E-mail letter to the Los Angeles Times editor

Published January 28, 2002

The editorial headlined “If it’s ‘hot,’ it’s not just trash” which appeared on January 22, 2002, discussed matters of concern to the Southwestern Low-Level Radioactive Waste Commission. The Commission is the governing body which represents the states of Arizona, California, North Dakota, and South Dakota under Public Law 100-712. The law requires the State of California to dispose of radioactive waste from hospitals, universities, governmental agencies, utilities and industry in the four states. A license was issued in 1993 (and is still in effect) for a disposal facility in Ward Valley, but it was never constructed not because of concerns about safety but because of political issues. The editorial points out that waste is now being shipped to facilities in Utah and South Carolina and asks “Why not keep using them?” The answer lies in the fact that the South Carolina facility is phasing out of accepting waste from states outside of its own compact members and will no longer take waste from the Southwestern region after 2008, and that the State of Utah is not likely to want to be known as the only state in the nation where low-level waste can go. It was precisely that concern that caused the States of Nevada, Washington, and South Carolina to close their facilities two decades ago. Unless California acts to open a disposal facility it, and its compact partners, may not have any option but to store waste at the hundreds of places where it is generated.
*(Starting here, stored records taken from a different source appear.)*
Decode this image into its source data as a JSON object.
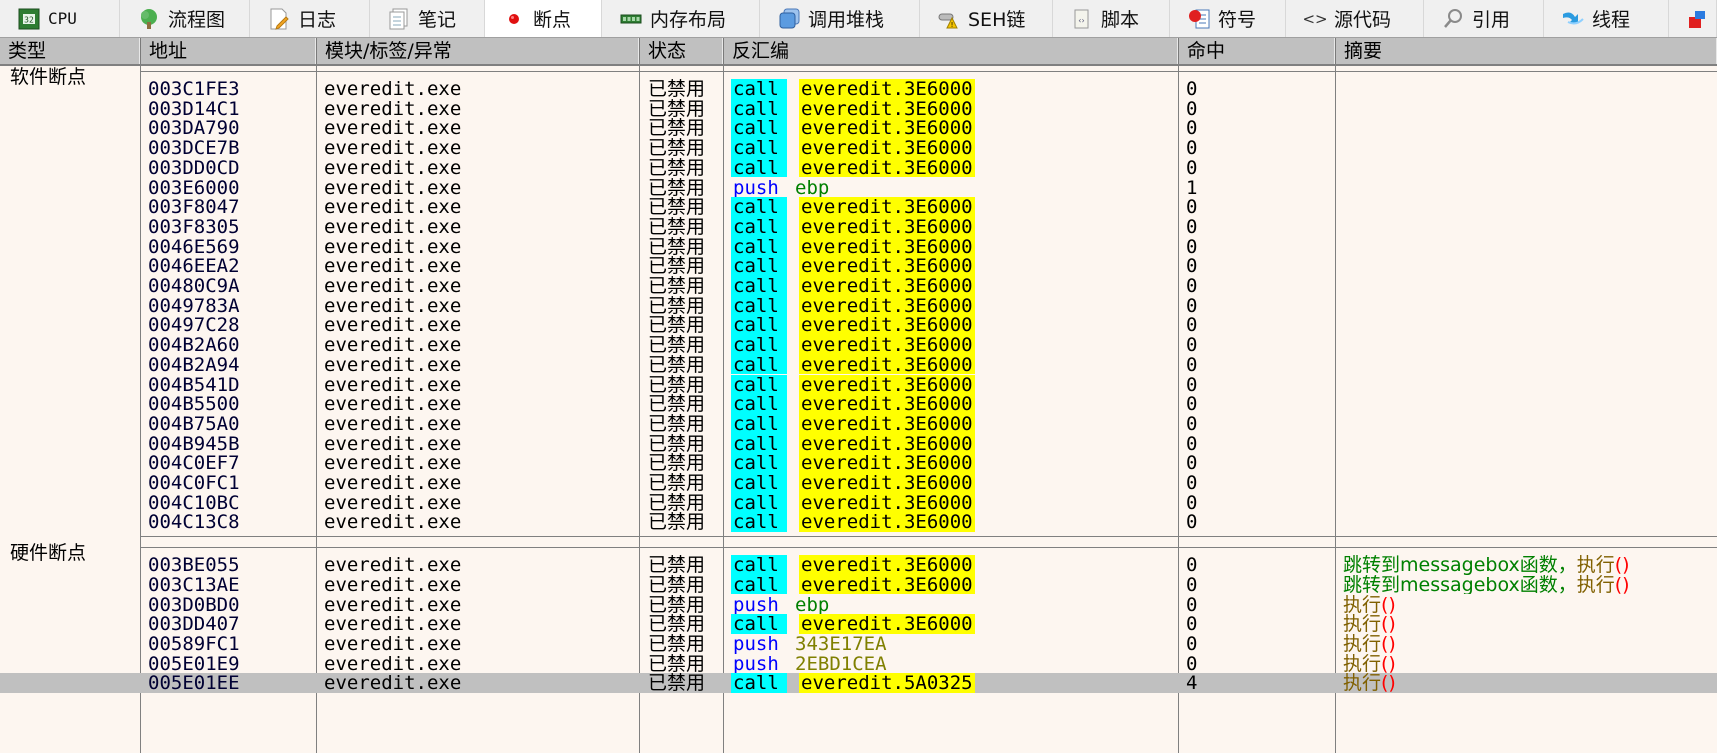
{
  "tabs": [
    {
      "label": "CPU",
      "icon": "cpu-chip-icon",
      "active": false
    },
    {
      "label": "流程图",
      "icon": "tree-icon",
      "active": false
    },
    {
      "label": "日志",
      "icon": "log-pencil-icon",
      "active": false
    },
    {
      "label": "笔记",
      "icon": "notes-icon",
      "active": false
    },
    {
      "label": "断点",
      "icon": "breakpoint-dot-icon",
      "active": true
    },
    {
      "label": "内存布局",
      "icon": "memory-icon",
      "active": false
    },
    {
      "label": "调用堆栈",
      "icon": "call-stack-icon",
      "active": false
    },
    {
      "label": "SEH链",
      "icon": "seh-chain-icon",
      "active": false
    },
    {
      "label": "脚本",
      "icon": "script-icon",
      "active": false
    },
    {
      "label": "符号",
      "icon": "symbols-icon",
      "active": false
    },
    {
      "label": "源代码",
      "icon": "source-code-icon",
      "active": false
    },
    {
      "label": "引用",
      "icon": "references-icon",
      "active": false
    },
    {
      "label": "线程",
      "icon": "threads-icon",
      "active": false
    },
    {
      "label": "",
      "icon": "handles-icon",
      "active": false
    }
  ],
  "columns": {
    "type": "类型",
    "address": "地址",
    "module": "模块/标签/异常",
    "state": "状态",
    "disasm": "反汇编",
    "hits": "命中",
    "summary": "摘要"
  },
  "groups": [
    {
      "label": "软件断点",
      "rows": [
        {
          "address": "003C1FE3",
          "module": "everedit.exe",
          "state": "已禁用",
          "mnemonic": "call",
          "operand": "everedit.3E6000",
          "operand_type": "target",
          "hits": "0",
          "summary": []
        },
        {
          "address": "003D14C1",
          "module": "everedit.exe",
          "state": "已禁用",
          "mnemonic": "call",
          "operand": "everedit.3E6000",
          "operand_type": "target",
          "hits": "0",
          "summary": []
        },
        {
          "address": "003DA790",
          "module": "everedit.exe",
          "state": "已禁用",
          "mnemonic": "call",
          "operand": "everedit.3E6000",
          "operand_type": "target",
          "hits": "0",
          "summary": []
        },
        {
          "address": "003DCE7B",
          "module": "everedit.exe",
          "state": "已禁用",
          "mnemonic": "call",
          "operand": "everedit.3E6000",
          "operand_type": "target",
          "hits": "0",
          "summary": []
        },
        {
          "address": "003DD0CD",
          "module": "everedit.exe",
          "state": "已禁用",
          "mnemonic": "call",
          "operand": "everedit.3E6000",
          "operand_type": "target",
          "hits": "0",
          "summary": []
        },
        {
          "address": "003E6000",
          "module": "everedit.exe",
          "state": "已禁用",
          "mnemonic": "push",
          "operand": "ebp",
          "operand_type": "register",
          "hits": "1",
          "summary": []
        },
        {
          "address": "003F8047",
          "module": "everedit.exe",
          "state": "已禁用",
          "mnemonic": "call",
          "operand": "everedit.3E6000",
          "operand_type": "target",
          "hits": "0",
          "summary": []
        },
        {
          "address": "003F8305",
          "module": "everedit.exe",
          "state": "已禁用",
          "mnemonic": "call",
          "operand": "everedit.3E6000",
          "operand_type": "target",
          "hits": "0",
          "summary": []
        },
        {
          "address": "0046E569",
          "module": "everedit.exe",
          "state": "已禁用",
          "mnemonic": "call",
          "operand": "everedit.3E6000",
          "operand_type": "target",
          "hits": "0",
          "summary": []
        },
        {
          "address": "0046EEA2",
          "module": "everedit.exe",
          "state": "已禁用",
          "mnemonic": "call",
          "operand": "everedit.3E6000",
          "operand_type": "target",
          "hits": "0",
          "summary": []
        },
        {
          "address": "00480C9A",
          "module": "everedit.exe",
          "state": "已禁用",
          "mnemonic": "call",
          "operand": "everedit.3E6000",
          "operand_type": "target",
          "hits": "0",
          "summary": []
        },
        {
          "address": "0049783A",
          "module": "everedit.exe",
          "state": "已禁用",
          "mnemonic": "call",
          "operand": "everedit.3E6000",
          "operand_type": "target",
          "hits": "0",
          "summary": []
        },
        {
          "address": "00497C28",
          "module": "everedit.exe",
          "state": "已禁用",
          "mnemonic": "call",
          "operand": "everedit.3E6000",
          "operand_type": "target",
          "hits": "0",
          "summary": []
        },
        {
          "address": "004B2A60",
          "module": "everedit.exe",
          "state": "已禁用",
          "mnemonic": "call",
          "operand": "everedit.3E6000",
          "operand_type": "target",
          "hits": "0",
          "summary": []
        },
        {
          "address": "004B2A94",
          "module": "everedit.exe",
          "state": "已禁用",
          "mnemonic": "call",
          "operand": "everedit.3E6000",
          "operand_type": "target",
          "hits": "0",
          "summary": []
        },
        {
          "address": "004B541D",
          "module": "everedit.exe",
          "state": "已禁用",
          "mnemonic": "call",
          "operand": "everedit.3E6000",
          "operand_type": "target",
          "hits": "0",
          "summary": []
        },
        {
          "address": "004B5500",
          "module": "everedit.exe",
          "state": "已禁用",
          "mnemonic": "call",
          "operand": "everedit.3E6000",
          "operand_type": "target",
          "hits": "0",
          "summary": []
        },
        {
          "address": "004B75A0",
          "module": "everedit.exe",
          "state": "已禁用",
          "mnemonic": "call",
          "operand": "everedit.3E6000",
          "operand_type": "target",
          "hits": "0",
          "summary": []
        },
        {
          "address": "004B945B",
          "module": "everedit.exe",
          "state": "已禁用",
          "mnemonic": "call",
          "operand": "everedit.3E6000",
          "operand_type": "target",
          "hits": "0",
          "summary": []
        },
        {
          "address": "004C0EF7",
          "module": "everedit.exe",
          "state": "已禁用",
          "mnemonic": "call",
          "operand": "everedit.3E6000",
          "operand_type": "target",
          "hits": "0",
          "summary": []
        },
        {
          "address": "004C0FC1",
          "module": "everedit.exe",
          "state": "已禁用",
          "mnemonic": "call",
          "operand": "everedit.3E6000",
          "operand_type": "target",
          "hits": "0",
          "summary": []
        },
        {
          "address": "004C10BC",
          "module": "everedit.exe",
          "state": "已禁用",
          "mnemonic": "call",
          "operand": "everedit.3E6000",
          "operand_type": "target",
          "hits": "0",
          "summary": []
        },
        {
          "address": "004C13C8",
          "module": "everedit.exe",
          "state": "已禁用",
          "mnemonic": "call",
          "operand": "everedit.3E6000",
          "operand_type": "target",
          "hits": "0",
          "summary": []
        }
      ]
    },
    {
      "label": "硬件断点",
      "rows": [
        {
          "address": "003BE055",
          "module": "everedit.exe",
          "state": "已禁用",
          "mnemonic": "call",
          "operand": "everedit.3E6000",
          "operand_type": "target",
          "hits": "0",
          "summary": [
            {
              "text": "跳转到messagebox函数，",
              "kind": "comment"
            },
            {
              "text": "执行",
              "kind": "exec"
            },
            {
              "text": "()",
              "kind": "paren"
            }
          ]
        },
        {
          "address": "003C13AE",
          "module": "everedit.exe",
          "state": "已禁用",
          "mnemonic": "call",
          "operand": "everedit.3E6000",
          "operand_type": "target",
          "hits": "0",
          "summary": [
            {
              "text": "跳转到messagebox函数，",
              "kind": "comment"
            },
            {
              "text": "执行",
              "kind": "exec"
            },
            {
              "text": "()",
              "kind": "paren"
            }
          ]
        },
        {
          "address": "003D0BD0",
          "module": "everedit.exe",
          "state": "已禁用",
          "mnemonic": "push",
          "operand": "ebp",
          "operand_type": "register",
          "hits": "0",
          "summary": [
            {
              "text": "执行",
              "kind": "exec"
            },
            {
              "text": "()",
              "kind": "paren"
            }
          ]
        },
        {
          "address": "003DD407",
          "module": "everedit.exe",
          "state": "已禁用",
          "mnemonic": "call",
          "operand": "everedit.3E6000",
          "operand_type": "target",
          "hits": "0",
          "summary": [
            {
              "text": "执行",
              "kind": "exec"
            },
            {
              "text": "()",
              "kind": "paren"
            }
          ]
        },
        {
          "address": "00589FC1",
          "module": "everedit.exe",
          "state": "已禁用",
          "mnemonic": "push",
          "operand": "343E17EA",
          "operand_type": "immediate",
          "hits": "0",
          "summary": [
            {
              "text": "执行",
              "kind": "exec"
            },
            {
              "text": "()",
              "kind": "paren"
            }
          ]
        },
        {
          "address": "005E01E9",
          "module": "everedit.exe",
          "state": "已禁用",
          "mnemonic": "push",
          "operand": "2EBD1CEA",
          "operand_type": "immediate",
          "hits": "0",
          "summary": [
            {
              "text": "执行",
              "kind": "exec"
            },
            {
              "text": "()",
              "kind": "paren"
            }
          ]
        },
        {
          "address": "005E01EE",
          "module": "everedit.exe",
          "state": "已禁用",
          "mnemonic": "call",
          "operand": "everedit.5A0325",
          "operand_type": "target",
          "hits": "4",
          "selected": true,
          "summary": [
            {
              "text": "执行",
              "kind": "exec"
            },
            {
              "text": "()",
              "kind": "paren"
            }
          ]
        }
      ]
    }
  ],
  "colors": {
    "mnemonic_call_bg": "#00ffff",
    "call_target_bg": "#ffff00",
    "push_mnemonic": "#0000ff",
    "register": "#008000",
    "immediate": "#808000",
    "comment": "#008000",
    "selected_row_bg": "#c0c0c0",
    "table_bg": "#fdf6f0"
  }
}
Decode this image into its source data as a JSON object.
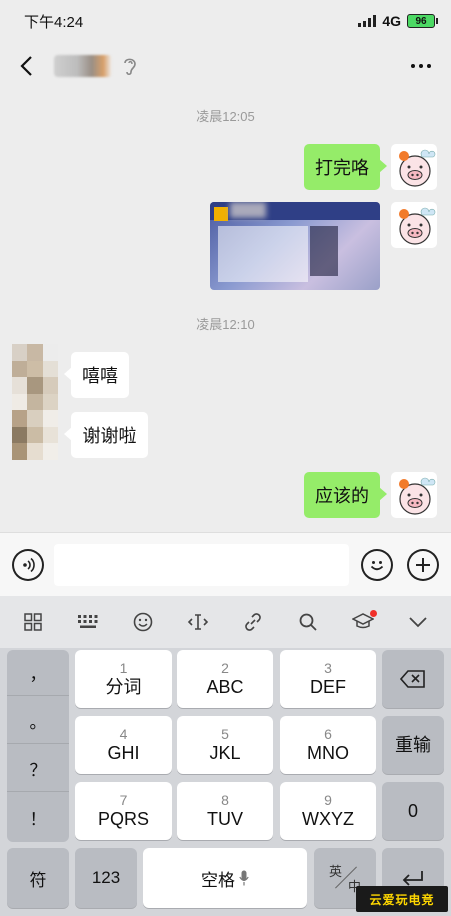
{
  "status_bar": {
    "time": "下午4:24",
    "network": "4G",
    "battery": "96"
  },
  "chat": {
    "messages": [
      {
        "time": "凌晨12:05"
      },
      {
        "from": "me",
        "text": "打完咯"
      },
      {
        "from": "me",
        "type": "image"
      },
      {
        "time": "凌晨12:10"
      },
      {
        "from": "them",
        "text": "嘻嘻"
      },
      {
        "from": "them",
        "text": "谢谢啦"
      },
      {
        "from": "me",
        "text": "应该的"
      }
    ]
  },
  "keyboard": {
    "punctuation": [
      "，",
      "。",
      "？",
      "！"
    ],
    "keys": [
      {
        "num": "1",
        "letters": "分词"
      },
      {
        "num": "2",
        "letters": "ABC"
      },
      {
        "num": "3",
        "letters": "DEF"
      },
      {
        "num": "4",
        "letters": "GHI"
      },
      {
        "num": "5",
        "letters": "JKL"
      },
      {
        "num": "6",
        "letters": "MNO"
      },
      {
        "num": "7",
        "letters": "PQRS"
      },
      {
        "num": "8",
        "letters": "TUV"
      },
      {
        "num": "9",
        "letters": "WXYZ"
      }
    ],
    "reenter": "重输",
    "zero": "0",
    "symbol": "符",
    "numbers": "123",
    "space": "空格",
    "lang_top": "英",
    "lang_bottom": "中"
  },
  "watermark": "云爱玩电竞",
  "colors": {
    "my_bubble": "#95ec69",
    "background": "#ededed",
    "red_dot": "#f0302a"
  }
}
Dana K. Mount, Chairman
Southwestern Low Level Radioactive Waste Commission
Bismarck, North Dakota 58506-55201200 Missouri Avenue
Phone: 701-328-5202